>WebAssembly is an emerging standard which defines a new, portable, binary format to serve as a safe and efficient compiler target for the Web. Driven by active cross-browser collaboration, WebAssembly is rapidly taking shape and should be coming in the future to a browser near you. What does this new addition to the open Web platform mean for developers? This talk will provide an overview of the design of WebAssembly and explain how WebAssembly can be used to both bring existing codebases to the Web as well as complement modern web apps written in JS and HTML5. The talk will also cover future directions for WebAssembly such as supporting languages beyond C/C++ and providing tighter integration with JS and Web APIs. If you care about large code, load time, predictable performance, compiling to the web, alternative programming languages or you are using a framework that does, come learn about WebAssembly.
On today’s TechCast, Sujan and Ken talk to Heather Miller. Previously a student under Martin Odersky, she is currently Executive Director of the Scala Center, as well as a research scientist at EPFL. Her talk, Academese to English: A Practical Tour of Scala’s Type System, was extremely well-received at Philly ETE. In it, Heather tried … Read More
Rust is a systems programming language from Mozilla that focuses on safety, speed, and concurrency. Rust reached 1.0 a year ago, and so there’s a question everyone is asking: how has 1.0 tested in production? Is the language “ready” yet? In this talk, Steve will give an overview of Rust’s value proposition, focusing on examples and anecdotes from companies using Rust in production today.
Scala is famous in part for having one of the richest type systems of all mainstream programming languages today. Despite its reputation, Scala’s type system remains one of the most under-documented and jargon-heavy aspects of Scala. This talk will turn the academese into English, providing an example-rich tour of Scala’s type system, covering all the things that make people call it “powerful”. This talk isn’t about showcasing a bunch of challenging little logical puzzles with types; on the contrary, this talk is about showing practical uses of Scala’s type system, making it work for you and your users.
This talk has two parts. First, I will present technical ideas from research, including my own, that help secure software by construction. Even though these are reasonable ideas, however, the gap between academia and industry often prevents these ideas from becoming realized in practice. Second, I will discuss what prevents longer-term security solutions from being commercialized, how we started the Cybersecurity Factory accelerator bridge the research/industry gap, and how we can work together to address the issues that remain.
Monolithic projects will often have tight coupling between components, resulting in codebases that are large and unwieldy.
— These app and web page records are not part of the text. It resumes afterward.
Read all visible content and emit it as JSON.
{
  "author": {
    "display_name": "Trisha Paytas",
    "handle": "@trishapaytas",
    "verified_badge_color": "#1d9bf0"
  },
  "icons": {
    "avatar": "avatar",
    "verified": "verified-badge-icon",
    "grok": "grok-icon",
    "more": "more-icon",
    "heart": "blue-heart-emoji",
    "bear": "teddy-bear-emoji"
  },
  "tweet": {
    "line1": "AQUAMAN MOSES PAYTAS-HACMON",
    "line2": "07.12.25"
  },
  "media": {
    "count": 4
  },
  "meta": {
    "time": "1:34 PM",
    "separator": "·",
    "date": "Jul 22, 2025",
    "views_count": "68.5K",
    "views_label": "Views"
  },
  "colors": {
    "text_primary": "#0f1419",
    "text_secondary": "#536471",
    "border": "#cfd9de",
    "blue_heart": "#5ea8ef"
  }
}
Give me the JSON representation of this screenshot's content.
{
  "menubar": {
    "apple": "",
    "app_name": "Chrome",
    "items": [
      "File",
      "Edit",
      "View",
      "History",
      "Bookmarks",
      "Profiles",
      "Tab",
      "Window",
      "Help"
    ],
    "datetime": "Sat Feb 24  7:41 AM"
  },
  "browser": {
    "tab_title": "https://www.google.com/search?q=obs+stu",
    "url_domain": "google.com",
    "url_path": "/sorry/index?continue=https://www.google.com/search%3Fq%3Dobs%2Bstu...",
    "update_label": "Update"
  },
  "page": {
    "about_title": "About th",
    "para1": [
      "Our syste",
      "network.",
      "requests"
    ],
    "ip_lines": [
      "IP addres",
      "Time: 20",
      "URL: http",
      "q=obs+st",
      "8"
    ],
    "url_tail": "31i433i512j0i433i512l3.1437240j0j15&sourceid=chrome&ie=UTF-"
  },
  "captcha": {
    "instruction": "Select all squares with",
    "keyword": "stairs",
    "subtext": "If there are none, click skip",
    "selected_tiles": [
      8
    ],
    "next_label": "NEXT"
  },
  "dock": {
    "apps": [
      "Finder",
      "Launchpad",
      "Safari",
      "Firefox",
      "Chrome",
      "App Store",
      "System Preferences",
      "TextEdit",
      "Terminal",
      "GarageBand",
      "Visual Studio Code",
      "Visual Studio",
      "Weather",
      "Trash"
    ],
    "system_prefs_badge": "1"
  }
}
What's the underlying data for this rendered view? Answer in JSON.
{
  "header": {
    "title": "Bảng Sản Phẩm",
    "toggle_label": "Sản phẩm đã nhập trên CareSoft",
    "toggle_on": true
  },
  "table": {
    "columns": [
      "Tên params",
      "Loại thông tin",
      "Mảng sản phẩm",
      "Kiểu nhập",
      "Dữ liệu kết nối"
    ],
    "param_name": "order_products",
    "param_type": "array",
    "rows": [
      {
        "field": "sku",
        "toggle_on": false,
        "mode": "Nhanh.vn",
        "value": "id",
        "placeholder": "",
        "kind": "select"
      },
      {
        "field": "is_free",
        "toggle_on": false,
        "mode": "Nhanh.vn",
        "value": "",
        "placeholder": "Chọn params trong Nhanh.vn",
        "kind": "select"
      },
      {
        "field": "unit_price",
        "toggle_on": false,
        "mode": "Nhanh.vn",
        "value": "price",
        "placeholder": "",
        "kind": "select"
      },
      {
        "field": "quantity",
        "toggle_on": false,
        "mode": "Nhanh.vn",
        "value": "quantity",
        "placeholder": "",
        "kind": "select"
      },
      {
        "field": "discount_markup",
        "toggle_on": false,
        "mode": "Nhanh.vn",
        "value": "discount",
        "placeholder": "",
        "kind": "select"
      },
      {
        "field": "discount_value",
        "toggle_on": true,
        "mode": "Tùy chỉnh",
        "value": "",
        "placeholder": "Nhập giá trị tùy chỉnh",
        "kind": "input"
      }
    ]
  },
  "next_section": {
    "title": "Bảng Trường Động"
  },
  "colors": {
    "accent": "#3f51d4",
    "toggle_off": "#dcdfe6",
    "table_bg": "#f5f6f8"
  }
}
This directly impacts productivity, and translates into costs for the organization. In this session we will explore the aspects of Clojure that encourage writing code that is loosely coupled and reusable. We will discuss the benefits of the Clojure approach, and we will see how it applies in practice with a live demo.
Think that C++ is an antiquated language and isn’t worth learning? Think that programming in C++ is too difficult and you’ll spend all of your time debugging segmentation faults and memory leaks? In this talk you’ll find out some of how C++ has changed in C++11, C++14, and beyond in ways that make programmer’s lives easier and allow you to write high-performance, maintainable, and well-designed code.
YEAH! Integrating yeoman-style projects into a larger maven build – Addy Osmani comes up with the goods. Making Maven Grunt We buried the lead – NSA can get to everything Joel brings up the counter-point, an article by ARS. Vertx 2.0 Q&A on InfoQ w/Tim Fox – As per last week’s episode, Vert.X is an … Read More